As many of you know, February 1st was National Wear Red Day. This day, on which we are asked to wear red clothing, was created by the American Heart Association (AHA) in 2003 in order to spread awareness and raise funds to help fight the #1 killer of women in America: heart disease. Taking place on the first Friday of the month, this day is also used as a kick-off to February, American Heart Month. The goal of this movement is to educate women about their risk for heart disease and help expand scientific research on heart health.
To my knowledge, much of the AHA’s work seems to focus on cardiovascular events such as heart attack and stroke. In actuality, even though I have congenital heart disease, I am no more at risk for such an event than any other woman. But still, this movement is about women with heart disease and, technically, I am one of those women, so I do feel a personal connection to it.
As a woman with heart disease, then, I think during this month when we are asked to focus on our hearts, we should take the time to celebrate them as well, maybe even those that aren’t in the greatest of shape. Today, I’d like to pay a little tribute to my heart, to my poor, deformed but perseverant heart. She deserves this post all to herself.
I spoke with a friend the other day, a friend who happens to work in the field of psychology, about the emotional issues I have with my heart and her defectiveness.
“I’d love to see you attack your heart like an enemy,” my friend said.
I sat quietly for a moment, thinking of what he had said, and was surprised to feel a wave of guilt run through of me.
“How could I turn on her?” I thought, “My heart who has hung in there with me through it all.”
I genuinely felt sad at the thought.
Because my heart is not my enemy.
Sure, she is bigger than she is supposed to be and has had more than one hole repaired. She may be facing the wrong way and sitting too far to the right. And she is part cow, part human, and part metal. She is one screwed-up organ, but not my enemy.
You could say she is the root of many of my problems. She is the reason I had issues with panic and anxiety through most of my twenties. She is the reason I often feel fatigued and then guilty for my lack of energy to share with my daughter. She is the reason I have often felt regretful that my husband, mother, sisters, and others have had to spend many hours of their livings taking care of me or visiting me.

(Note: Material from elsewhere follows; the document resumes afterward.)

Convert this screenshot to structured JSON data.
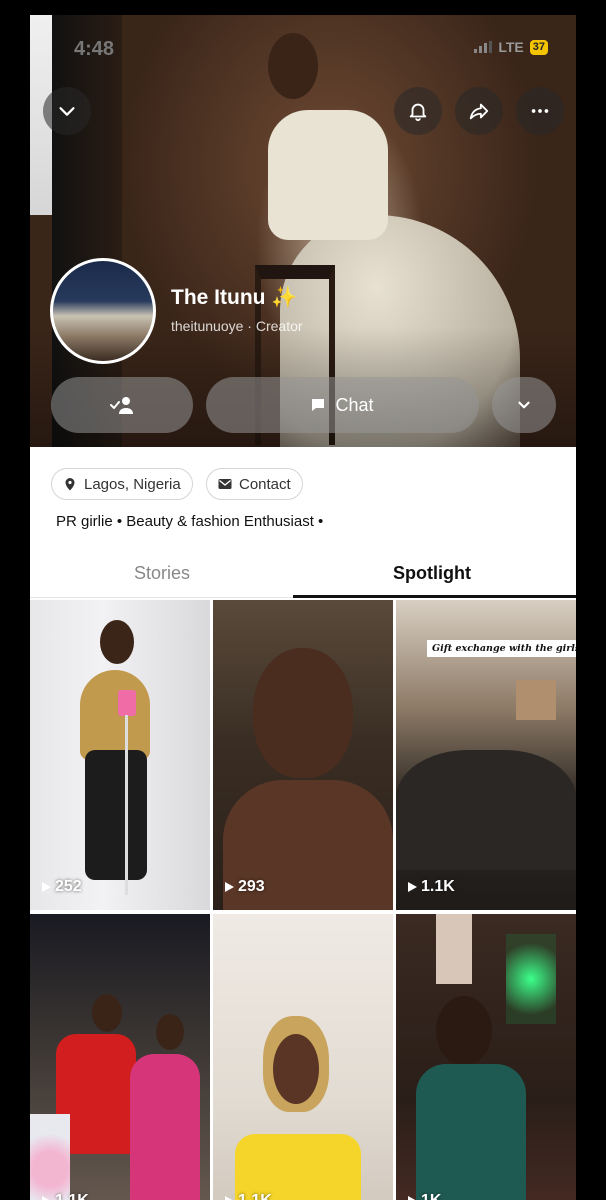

She has definitely been a burden in more ways than one, but how could I call her an enemy?
She has sat through several catherizations and ablations and three open heart surgeries while she was poked & prodded, sliced & stitched. And when those surgeries were complete and she was called back into duty, she pumped as strongly as ever. When she received her first set of new valves, she kept them working for five years past their expected expiration date. The many times she was overtaken by an arrhythmia or rapid beating, she fought her way back to a normal rhythm, even sustaining jarring shocks from my defibrillator.
She is certainly not an enemy. At the least, she is an excellent employee, but I like to think of her as a friend. Really, she has stuck by me through thick (like the wall of her right ventricle) and thin.
So, I declare today to be Honor My Heart Day. I am proud of you, heart. I am proud of you and all your battle wounds: your scar tissue, your patches, even your slightly bionic valve.
Today, I salute you. Thank you, my friend, for all you’ve done.